*Note: This article is my submission for the **2021 Big Data Cup**. Before I go any further, I’d like to thank Stathletes for hosting the event and giving me the opportunity to work with their data set!*

From October through January, I worked extensively with the NHL’s play-by-play (PBP) data and built various analytical models. …

Six days ago, I released What to Make of Paul Maurice’s Crusade Against Public Hockey Analytics?, an article in which I scrutinized various comments Winnipeg’s bench boss made about hockey analytics. I came to the conclusion that outside of a bad faith deflection he made in a defense of his captain, he was mostly right about everything he said, and he also offered some valuable insight into proprietary analytics and solid advice for the public crowd.

If you haven’t already read the article, I recommend you do. Not only is it my best work so far, but it’ll give you…

Suppose that 16 months ago, I told an analytically-inclined hockey fan that over the next 16 months, one man would offer more insight into proprietary NHL analytics than anybody else has over the past half-decade or so. Then, say I followed that up by asking them to guess who. They may guess Eric Tulsky or Sam Ventura, two early pioneers of hockey analytics who are respectively employed by the Carolina Hurricanes and Pittsburgh Penguins, and who earned job promotions in that time frame. …

I recently built a projection model for the 2021 NHL season. A high-level overview of this model can be found here, but the gist of it is that I used regression to determine how good each NHL player was at each thing they do and how much they would do each thing for their team, aggregated these values on the team-level to determine how well each team would do these things, and then simulated the season 10,000 times to determine the most likely outcomes for the season. …

I simulated the 2021 NHL season 10,000 times in order to determine the probability of each outcome. I’ve began sharing the results of my work on Twitter, and I plan to write a full season preview soon, but before I do so it’s essential that I provide an overview of what I did, so that readers can analyze the process and determine what they believe to be the strengths and weaknesses of the model.

I began by using extreme gradient boosting to build an expected goal model that determines the probability of each shot becoming a goal. More about this…

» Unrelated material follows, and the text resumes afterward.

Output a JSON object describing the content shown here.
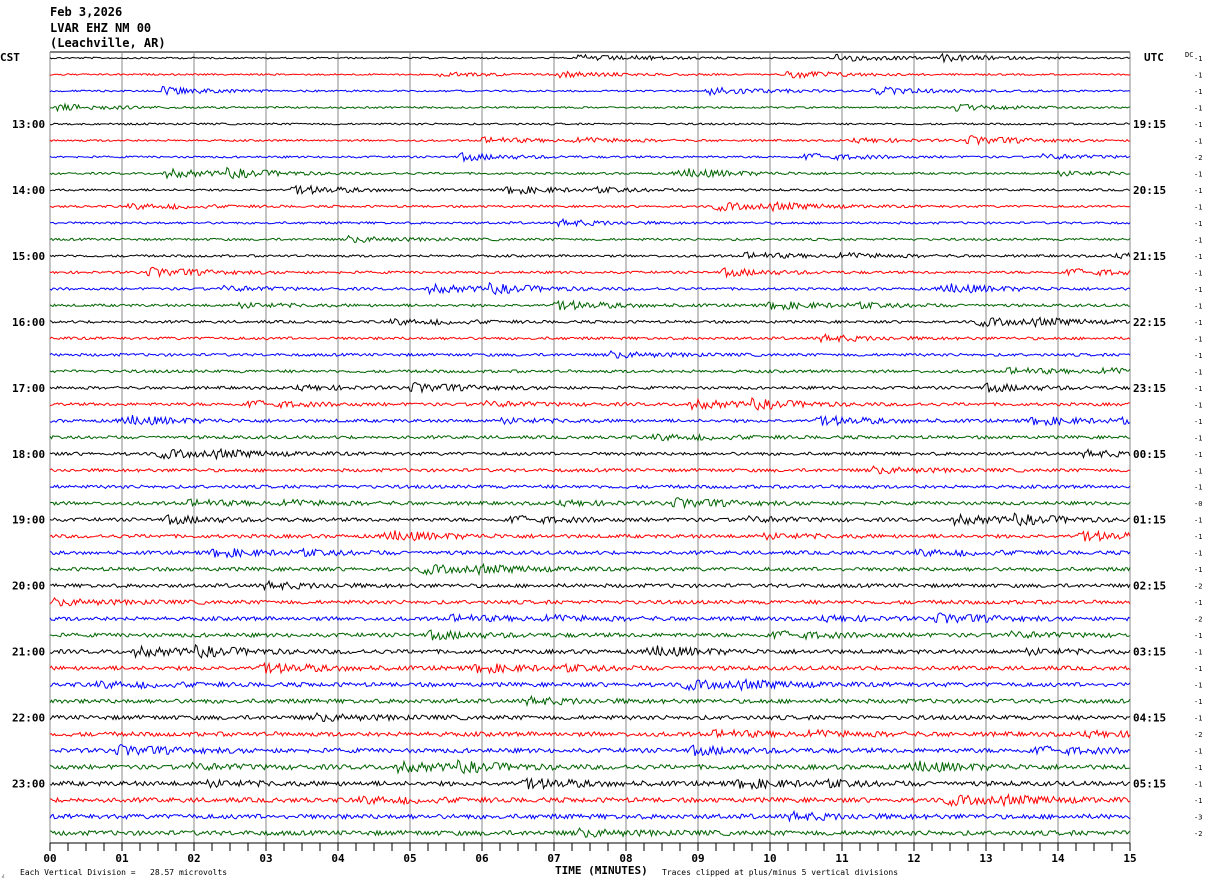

As I discussed in my Wins Above Replacement (WAR) write-up, I’ve used regression to obtain point estimates of an NHL player’s individual impact on the following six components:

- Even Strength Offense
- Even Strength Defense
- Power Play Offense
- Penalty Kill Defense
- On-Ice Penalty Differential
- Individual Shooting

The regression isolates a player’s impact by accounting for various external factors that surround them. These factors differ depending on the component which I am evaluating. For even strength offense and defense, I account for the following components:

- All teammates and opponents.
**Whether a shift started on-the-fly as the result of an expired power play…**

I’ve built a Wins Above Replacement (WAR) model that provides a point estimate of the value that a player has added in a given season. I strictly use this terminology whenever possible because this is only a point estimate gathered from the best of my imperfect ability, and because the amount of value that a player has added is not always the same as how good they are. (In some cases, the two may be vastly different.)

This article is meant to serve as a high-level overview of the meaning of the metrics, the process, and the results.

The model…

Alan Ryder broke ground in 2004 when he published hockey’s first expected goal model titled “Shot Quality,” but it wasn’t until Dawson Sprigings and Asmae Toumi published their expected goal model in October of 2015 that expected goals ascended into hockey popularity. Today, expected goals have usurped Corsi (shot attempts) as the go-to underlying metric for analyzing teams and skaters, and NHL arenas have even featured expected goal data on the jumbotron at intermissions. …

If you’ve ever watched a hockey game, you’ve got an expected goal model built into your brain. Every shot you see, you calculate an expected goal value for. Unlike mathematically computed models, your model’s output doesn’t number between one and zero; it’s varying degrees of excitement when your team shoots and terror when their opponent shoots. You don’t calculate a precise goal probability each time a shot is taken, but you could give a solid estimate if you had to.

Your brain’s model is simultaneously tested and trained every time you watch a game. When a puck is shot, you…

After writing over 7,000 total words for parts one and two of this article, I’m excited to finally share the results. If you’ve been reading along so far, I’m sure you are too, and I’d like to thank you for taking the time to read my work. I hope you’ve enjoyed it.

If you haven’t been reading along, that’s okay. I do highly recommend that you read part one and part two before you read this; they aren’t short, but they will give you a good idea of why this is all important to me and why you should care…

Data Scientist